### ABOUT THIS EXERCISE
Retype the whole listing, please, keeping every line exact and dropping the pictures.

**** RECORDS FOR PROCESSING ****

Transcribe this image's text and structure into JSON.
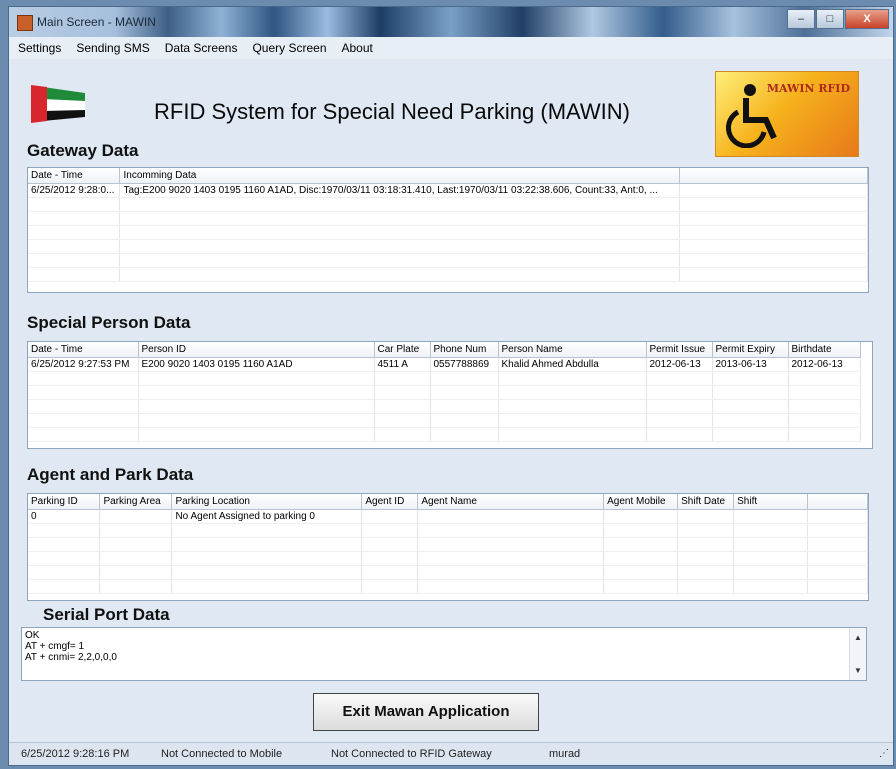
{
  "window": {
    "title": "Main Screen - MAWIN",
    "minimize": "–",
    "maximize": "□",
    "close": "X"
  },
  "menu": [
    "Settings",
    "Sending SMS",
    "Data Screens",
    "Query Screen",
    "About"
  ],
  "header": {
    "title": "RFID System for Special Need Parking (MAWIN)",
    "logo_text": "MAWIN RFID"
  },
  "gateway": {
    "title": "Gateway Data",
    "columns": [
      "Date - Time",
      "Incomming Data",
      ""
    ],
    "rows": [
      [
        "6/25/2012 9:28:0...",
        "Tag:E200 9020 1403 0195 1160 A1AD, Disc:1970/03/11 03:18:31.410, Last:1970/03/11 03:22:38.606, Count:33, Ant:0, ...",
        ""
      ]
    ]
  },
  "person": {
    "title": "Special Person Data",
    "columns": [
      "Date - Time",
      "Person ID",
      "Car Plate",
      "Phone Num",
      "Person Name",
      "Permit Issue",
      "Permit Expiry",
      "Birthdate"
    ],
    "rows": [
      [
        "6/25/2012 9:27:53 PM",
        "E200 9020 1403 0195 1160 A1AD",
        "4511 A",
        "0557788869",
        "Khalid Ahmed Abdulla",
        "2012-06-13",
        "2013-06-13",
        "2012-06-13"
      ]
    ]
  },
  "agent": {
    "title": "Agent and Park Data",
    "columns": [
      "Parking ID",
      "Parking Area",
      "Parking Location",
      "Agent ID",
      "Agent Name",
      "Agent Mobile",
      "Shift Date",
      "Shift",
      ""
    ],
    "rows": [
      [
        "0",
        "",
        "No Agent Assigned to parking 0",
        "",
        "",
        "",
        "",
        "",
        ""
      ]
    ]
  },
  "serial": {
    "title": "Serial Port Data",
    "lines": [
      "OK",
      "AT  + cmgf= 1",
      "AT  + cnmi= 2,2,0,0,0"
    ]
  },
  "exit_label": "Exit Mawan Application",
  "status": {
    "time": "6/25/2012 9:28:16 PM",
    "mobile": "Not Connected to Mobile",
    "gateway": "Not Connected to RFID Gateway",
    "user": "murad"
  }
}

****

### PROBLEM SOLUTION
Transcribe this image's text and structure into JSON.
{
  "window": {
    "title": "Main Screen - MAWIN",
    "minimize": "–",
    "maximize": "□",
    "close": "X"
  },
  "menu": [
    "Settings",
    "Sending SMS",
    "Data Screens",
    "Query Screen",
    "About"
  ],
  "header": {
    "title": "RFID System for Special Need Parking (MAWIN)",
    "logo_text": "MAWIN RFID"
  },
  "gateway": {
    "title": "Gateway Data",
    "columns": [
      "Date - Time",
      "Incomming Data",
      ""
    ],
    "rows": [
      [
        "6/25/2012 9:28:0...",
        "Tag:E200 9020 1403 0195 1160 A1AD, Disc:1970/03/11 03:18:31.410, Last:1970/03/11 03:22:38.606, Count:33, Ant:0, ...",
        ""
      ]
    ]
  },
  "person": {
    "title": "Special Person Data",
    "columns": [
      "Date - Time",
      "Person ID",
      "Car Plate",
      "Phone Num",
      "Person Name",
      "Permit Issue",
      "Permit Expiry",
      "Birthdate"
    ],
    "rows": [
      [
        "6/25/2012 9:27:53 PM",
        "E200 9020 1403 0195 1160 A1AD",
        "4511 A",
        "0557788869",
        "Khalid Ahmed Abdulla",
        "2012-06-13",
        "2013-06-13",
        "2012-06-13"
      ]
    ]
  },
  "agent": {
    "title": "Agent and Park Data",
    "columns": [
      "Parking ID",
      "Parking Area",
      "Parking Location",
      "Agent ID",
      "Agent Name",
      "Agent Mobile",
      "Shift Date",
      "Shift",
      ""
    ],
    "rows": [
      [
        "0",
        "",
        "No Agent Assigned to parking 0",
        "",
        "",
        "",
        "",
        "",
        ""
      ]
    ]
  },
  "serial": {
    "title": "Serial Port Data",
    "lines": [
      "OK",
      "AT  + cmgf= 1",
      "AT  + cnmi= 2,2,0,0,0"
    ]
  },
  "exit_label": "Exit Mawan Application",
  "status": {
    "time": "6/25/2012 9:28:16 PM",
    "mobile": "Not Connected to Mobile",
    "gateway": "Not Connected to RFID Gateway",
    "user": "murad"
  }
}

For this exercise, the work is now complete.